*** RECORDS SUPPLIED Section Begins ***

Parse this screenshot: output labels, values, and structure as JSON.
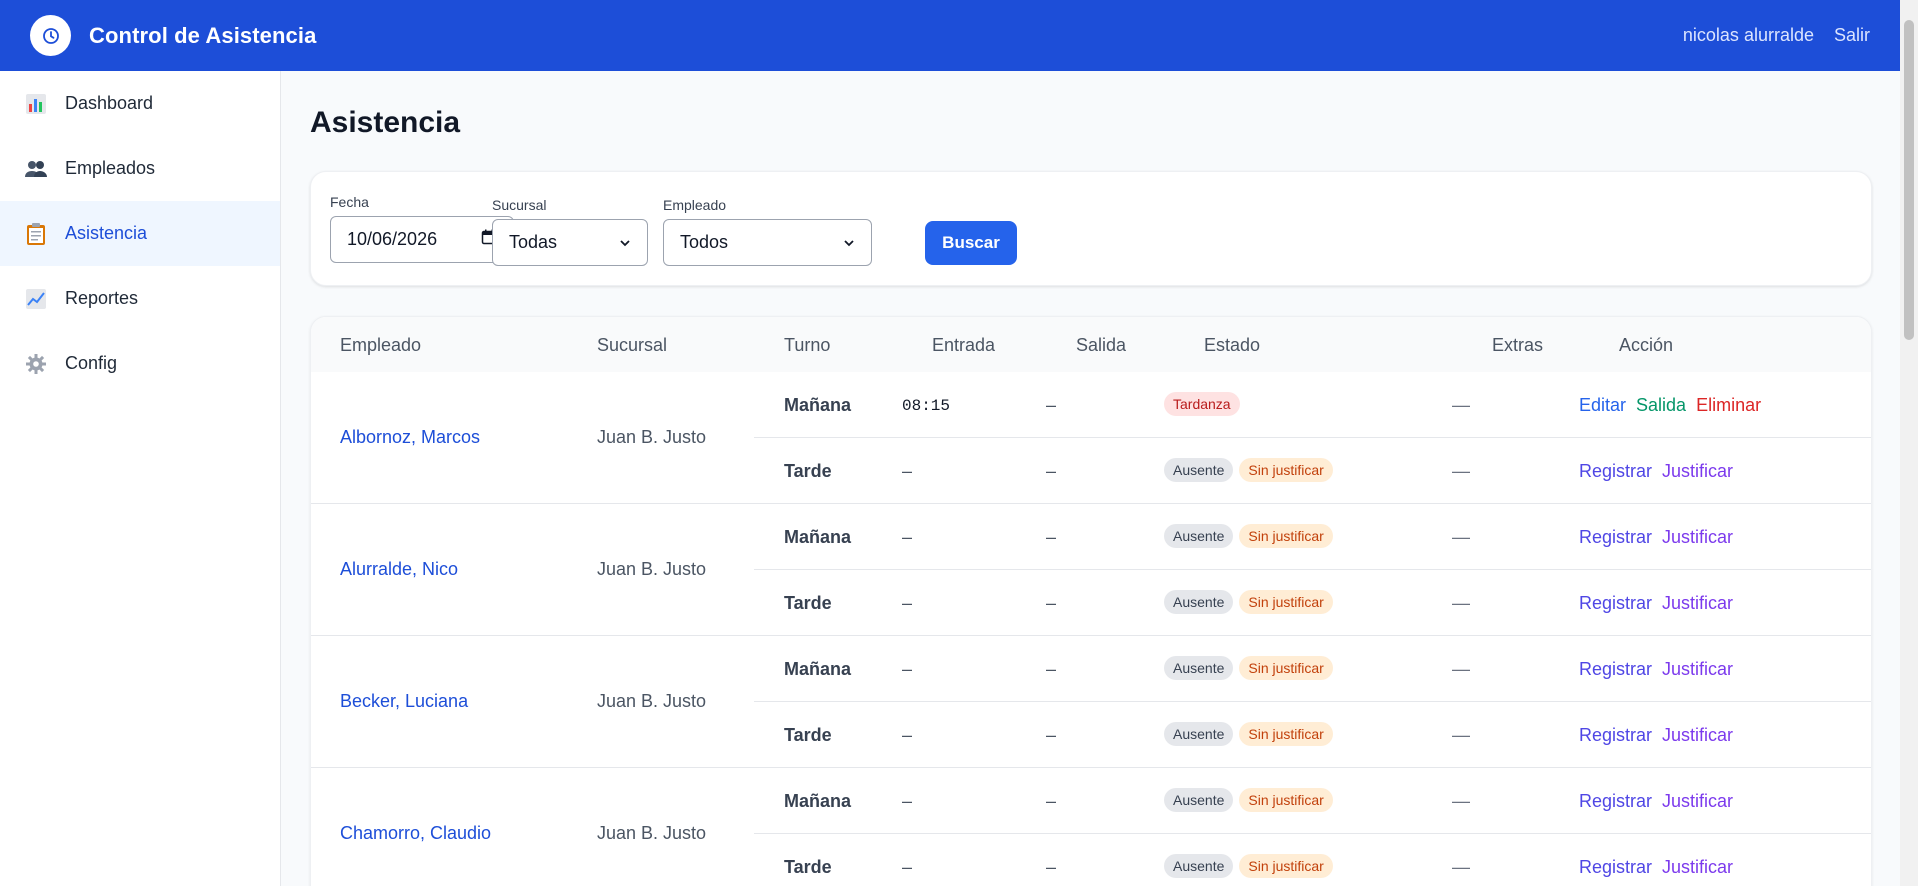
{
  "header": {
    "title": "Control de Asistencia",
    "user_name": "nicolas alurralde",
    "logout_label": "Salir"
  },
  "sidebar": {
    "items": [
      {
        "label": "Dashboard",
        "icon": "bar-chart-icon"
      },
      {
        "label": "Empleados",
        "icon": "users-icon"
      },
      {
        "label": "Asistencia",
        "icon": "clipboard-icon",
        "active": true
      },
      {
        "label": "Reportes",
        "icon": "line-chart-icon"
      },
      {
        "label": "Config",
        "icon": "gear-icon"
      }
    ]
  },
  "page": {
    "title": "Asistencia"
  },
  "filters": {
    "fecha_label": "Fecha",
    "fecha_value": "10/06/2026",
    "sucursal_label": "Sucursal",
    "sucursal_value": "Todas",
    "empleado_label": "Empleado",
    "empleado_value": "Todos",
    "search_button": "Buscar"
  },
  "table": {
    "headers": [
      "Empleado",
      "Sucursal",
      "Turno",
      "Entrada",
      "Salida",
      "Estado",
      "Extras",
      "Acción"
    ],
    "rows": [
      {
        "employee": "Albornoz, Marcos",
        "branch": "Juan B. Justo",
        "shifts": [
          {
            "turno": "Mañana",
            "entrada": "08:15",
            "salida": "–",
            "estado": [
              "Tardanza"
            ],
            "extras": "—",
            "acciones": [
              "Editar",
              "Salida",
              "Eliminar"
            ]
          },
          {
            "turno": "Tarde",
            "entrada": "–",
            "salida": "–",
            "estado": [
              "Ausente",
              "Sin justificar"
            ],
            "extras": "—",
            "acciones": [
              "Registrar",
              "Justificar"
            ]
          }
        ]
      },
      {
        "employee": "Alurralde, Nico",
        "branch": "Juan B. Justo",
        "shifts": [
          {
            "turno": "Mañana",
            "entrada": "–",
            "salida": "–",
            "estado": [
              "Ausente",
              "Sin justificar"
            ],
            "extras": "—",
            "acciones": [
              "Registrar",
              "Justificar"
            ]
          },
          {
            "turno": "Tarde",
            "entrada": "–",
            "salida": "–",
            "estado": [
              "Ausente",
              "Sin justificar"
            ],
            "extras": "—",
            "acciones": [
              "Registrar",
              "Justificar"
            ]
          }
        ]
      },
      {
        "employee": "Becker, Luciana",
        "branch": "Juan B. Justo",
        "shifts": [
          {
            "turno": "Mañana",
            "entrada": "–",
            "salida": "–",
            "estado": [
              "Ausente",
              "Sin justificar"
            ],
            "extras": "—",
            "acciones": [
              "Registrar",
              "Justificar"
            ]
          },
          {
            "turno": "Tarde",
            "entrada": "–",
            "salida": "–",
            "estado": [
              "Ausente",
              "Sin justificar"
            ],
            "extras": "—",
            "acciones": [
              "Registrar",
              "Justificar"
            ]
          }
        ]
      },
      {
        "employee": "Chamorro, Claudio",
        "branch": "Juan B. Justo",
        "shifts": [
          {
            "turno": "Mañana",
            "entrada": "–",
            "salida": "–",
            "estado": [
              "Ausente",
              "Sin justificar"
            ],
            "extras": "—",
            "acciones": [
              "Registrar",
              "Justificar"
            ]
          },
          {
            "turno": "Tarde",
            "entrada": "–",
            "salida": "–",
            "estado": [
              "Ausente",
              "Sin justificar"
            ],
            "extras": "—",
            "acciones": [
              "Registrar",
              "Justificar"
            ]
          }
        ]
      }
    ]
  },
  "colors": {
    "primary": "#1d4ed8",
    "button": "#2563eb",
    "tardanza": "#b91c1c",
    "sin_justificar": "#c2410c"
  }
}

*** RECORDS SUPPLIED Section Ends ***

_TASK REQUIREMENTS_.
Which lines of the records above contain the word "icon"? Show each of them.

_REPLY TO THE TASK_.
        "icon": "bar-chart-icon"
        "icon": "users-icon"
        "icon": "clipboard-icon",
        "icon": "line-chart-icon"
        "icon": "gear-icon"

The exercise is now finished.